"People can't judge probability," says Dr Eamonn Ferguson, senior lecturer in psychology at Nottingham University. "People overestimate low risk events and underestimate high risk ones." (Otherwise no one would buy a lottery ticket). "The reason is that the brain remembers vivid events like someone young dying of cancer or an aeroplane crash."

The risk of getting breast cancer over a lifetime is one in 11 (but doesn't it sound better if you tell yourself that you are 91 per cent unlikely to get it?). However, that includes all the people who get the disease at 85 and the ones who have a lump removed and then recover. The actual risk of dying of breast cancer before the age of 40 is just under one in a 1,000. And brain tumours? Hardly anyone gets one. Not even Woody Allen. It just seems common because if anyone gets one everybody hears about it.

Our health panic is fuelled by good intentions: health education messages that need to be fairly scary or no one will take any notice; newspaper articles that try to keep people reading. We believe that it is normal to feel well all of the time because the smily people in advertisements are always glowing. People in Casualty never get indigestion. In the media world you are either wonderful or hanging on by a thread.

But real life is full of non-events. Dr Ingvard Wilhemsen at the University of Bergen in Norway says that in any one week 80 per cent of people have unexplained pains which are nothing at all.
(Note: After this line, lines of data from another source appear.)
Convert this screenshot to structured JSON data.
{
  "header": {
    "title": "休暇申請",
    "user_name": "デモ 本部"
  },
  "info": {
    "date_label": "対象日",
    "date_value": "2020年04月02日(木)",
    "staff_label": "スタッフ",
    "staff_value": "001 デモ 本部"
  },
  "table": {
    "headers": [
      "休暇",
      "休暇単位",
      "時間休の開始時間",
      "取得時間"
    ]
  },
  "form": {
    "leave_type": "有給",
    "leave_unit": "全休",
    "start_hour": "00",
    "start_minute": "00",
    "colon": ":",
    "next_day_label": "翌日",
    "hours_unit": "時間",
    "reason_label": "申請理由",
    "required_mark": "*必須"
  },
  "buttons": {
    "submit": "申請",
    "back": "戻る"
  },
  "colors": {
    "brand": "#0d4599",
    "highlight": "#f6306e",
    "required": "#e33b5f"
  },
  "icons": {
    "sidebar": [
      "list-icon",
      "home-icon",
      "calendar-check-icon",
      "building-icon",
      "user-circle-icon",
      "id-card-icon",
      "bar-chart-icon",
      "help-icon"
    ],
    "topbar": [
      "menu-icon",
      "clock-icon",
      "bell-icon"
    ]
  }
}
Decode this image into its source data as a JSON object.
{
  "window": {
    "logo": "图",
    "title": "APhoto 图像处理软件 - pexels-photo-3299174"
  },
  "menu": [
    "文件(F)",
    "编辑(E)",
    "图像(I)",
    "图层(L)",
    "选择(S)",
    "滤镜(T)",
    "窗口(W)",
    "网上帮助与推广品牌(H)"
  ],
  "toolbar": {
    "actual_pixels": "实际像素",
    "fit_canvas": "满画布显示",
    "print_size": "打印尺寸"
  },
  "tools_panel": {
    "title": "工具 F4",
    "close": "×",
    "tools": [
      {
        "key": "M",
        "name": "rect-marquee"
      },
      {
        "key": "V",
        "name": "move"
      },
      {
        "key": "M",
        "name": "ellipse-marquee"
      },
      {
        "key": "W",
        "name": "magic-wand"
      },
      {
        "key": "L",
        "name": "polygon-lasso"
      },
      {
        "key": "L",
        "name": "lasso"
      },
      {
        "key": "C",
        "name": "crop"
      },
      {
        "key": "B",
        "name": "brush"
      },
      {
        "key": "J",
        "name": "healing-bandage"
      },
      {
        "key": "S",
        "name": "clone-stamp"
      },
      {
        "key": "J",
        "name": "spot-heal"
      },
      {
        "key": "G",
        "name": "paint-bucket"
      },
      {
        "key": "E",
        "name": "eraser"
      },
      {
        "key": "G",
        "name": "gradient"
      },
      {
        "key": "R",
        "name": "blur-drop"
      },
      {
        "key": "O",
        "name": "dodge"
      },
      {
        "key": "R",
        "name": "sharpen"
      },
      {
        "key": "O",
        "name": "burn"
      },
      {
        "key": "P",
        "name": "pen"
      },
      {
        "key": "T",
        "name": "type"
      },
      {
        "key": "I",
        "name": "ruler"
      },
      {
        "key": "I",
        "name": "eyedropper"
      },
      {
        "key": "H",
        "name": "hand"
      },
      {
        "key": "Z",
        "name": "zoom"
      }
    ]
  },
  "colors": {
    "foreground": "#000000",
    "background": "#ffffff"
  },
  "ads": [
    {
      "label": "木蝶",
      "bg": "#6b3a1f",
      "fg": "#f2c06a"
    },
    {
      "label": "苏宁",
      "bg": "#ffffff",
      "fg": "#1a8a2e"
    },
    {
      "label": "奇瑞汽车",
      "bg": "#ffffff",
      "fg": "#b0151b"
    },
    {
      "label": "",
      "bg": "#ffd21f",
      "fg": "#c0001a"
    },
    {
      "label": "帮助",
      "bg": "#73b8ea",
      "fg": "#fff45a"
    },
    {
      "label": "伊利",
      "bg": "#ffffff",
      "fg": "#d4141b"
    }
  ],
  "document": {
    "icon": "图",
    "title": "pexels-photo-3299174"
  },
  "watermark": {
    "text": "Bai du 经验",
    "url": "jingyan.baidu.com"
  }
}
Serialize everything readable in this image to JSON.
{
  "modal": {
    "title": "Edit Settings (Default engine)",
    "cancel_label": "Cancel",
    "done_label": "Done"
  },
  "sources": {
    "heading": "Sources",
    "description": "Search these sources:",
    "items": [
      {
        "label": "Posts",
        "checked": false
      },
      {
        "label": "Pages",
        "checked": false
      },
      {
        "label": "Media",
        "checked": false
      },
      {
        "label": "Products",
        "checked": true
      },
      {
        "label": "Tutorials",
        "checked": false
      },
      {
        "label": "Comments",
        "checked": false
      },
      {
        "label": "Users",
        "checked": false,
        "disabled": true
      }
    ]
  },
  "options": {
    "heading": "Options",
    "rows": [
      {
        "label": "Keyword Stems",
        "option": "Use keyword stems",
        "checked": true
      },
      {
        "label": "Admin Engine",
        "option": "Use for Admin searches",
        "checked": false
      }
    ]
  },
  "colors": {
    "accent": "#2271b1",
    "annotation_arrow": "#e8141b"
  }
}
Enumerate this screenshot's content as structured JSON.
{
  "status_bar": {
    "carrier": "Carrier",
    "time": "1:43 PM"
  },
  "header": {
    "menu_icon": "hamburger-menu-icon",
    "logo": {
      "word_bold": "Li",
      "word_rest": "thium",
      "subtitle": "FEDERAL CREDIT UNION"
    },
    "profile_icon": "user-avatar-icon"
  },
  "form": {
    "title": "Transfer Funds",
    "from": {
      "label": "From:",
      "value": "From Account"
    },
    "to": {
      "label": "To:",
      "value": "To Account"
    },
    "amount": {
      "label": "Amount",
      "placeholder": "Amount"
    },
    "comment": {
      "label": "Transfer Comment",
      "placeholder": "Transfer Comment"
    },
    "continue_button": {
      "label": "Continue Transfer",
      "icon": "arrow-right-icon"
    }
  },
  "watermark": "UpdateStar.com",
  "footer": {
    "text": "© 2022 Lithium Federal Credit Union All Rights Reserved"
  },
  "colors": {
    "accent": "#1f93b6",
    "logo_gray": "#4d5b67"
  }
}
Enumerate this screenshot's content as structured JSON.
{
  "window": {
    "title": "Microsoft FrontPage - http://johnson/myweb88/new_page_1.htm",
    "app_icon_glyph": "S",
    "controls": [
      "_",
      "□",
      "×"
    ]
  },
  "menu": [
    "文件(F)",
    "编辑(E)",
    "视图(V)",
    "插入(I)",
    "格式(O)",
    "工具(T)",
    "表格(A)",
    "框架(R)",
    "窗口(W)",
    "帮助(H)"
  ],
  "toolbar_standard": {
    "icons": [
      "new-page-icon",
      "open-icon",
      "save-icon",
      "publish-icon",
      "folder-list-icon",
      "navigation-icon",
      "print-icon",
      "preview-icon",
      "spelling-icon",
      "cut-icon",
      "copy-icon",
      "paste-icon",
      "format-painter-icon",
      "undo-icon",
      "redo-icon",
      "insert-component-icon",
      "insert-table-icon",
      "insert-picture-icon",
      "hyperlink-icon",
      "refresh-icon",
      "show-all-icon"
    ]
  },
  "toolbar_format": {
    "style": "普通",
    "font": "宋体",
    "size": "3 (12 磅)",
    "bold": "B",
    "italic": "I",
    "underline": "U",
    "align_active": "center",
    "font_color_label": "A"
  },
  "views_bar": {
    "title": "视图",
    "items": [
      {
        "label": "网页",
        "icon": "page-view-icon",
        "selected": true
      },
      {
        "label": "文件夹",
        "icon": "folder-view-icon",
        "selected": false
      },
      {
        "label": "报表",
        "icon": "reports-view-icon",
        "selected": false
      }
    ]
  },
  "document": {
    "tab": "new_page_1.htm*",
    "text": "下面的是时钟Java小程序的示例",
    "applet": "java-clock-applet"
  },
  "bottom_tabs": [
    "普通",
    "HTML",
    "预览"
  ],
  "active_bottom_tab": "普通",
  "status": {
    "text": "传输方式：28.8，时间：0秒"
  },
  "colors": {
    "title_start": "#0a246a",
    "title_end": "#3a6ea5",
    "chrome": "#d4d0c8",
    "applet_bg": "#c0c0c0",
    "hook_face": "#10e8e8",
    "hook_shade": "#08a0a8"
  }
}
We worry because we are in an unfortunate state of half-knowledge. We are more knowledgeable than previous generations; we know that people get brain tumours and that doctors can mis-diagnose, but we don't know enough to reassure ourselves.

It is absolutely possible to feel pain when nothing is wrong and not to feel pain when damage has been done. "People can feel more pain at the dentist if they are afraid," says Dr Paul Salkovskis, hypocondriasis expert at Oxford University. "But then there are accounts of people coming off the battlefield with bullet holes through their hands, laughing because it doesn't hurt."

Hypochondria can itself cause pain. "If you have a fear of Hodgkin's Disease," says Dr Salkovskis, "and you know that one of the symptoms is enlarged glands, the anxious checking you do may mean by the end of the day, you do have enlarged glands." This can be used to help people. Dr Salkovskis encourages patients to worry as much as possible and watch how this can bring on the sensations.

The good news is that there is no established link between worrying about cancer and getting it. Actually, hypochondriacs are less likely to get ill because they look after themselves. The compromise that we need to reach is to remain vigilant but not worry. We want to have control over our lives but we can't so we might as well be cheerful. For, as Dr Wilhelmsen says, there are no medical certainties to give the hypochondriac. "Nothing is 100 per cent certain except dying, which isn't exactly a comfort." Just take deep breaths.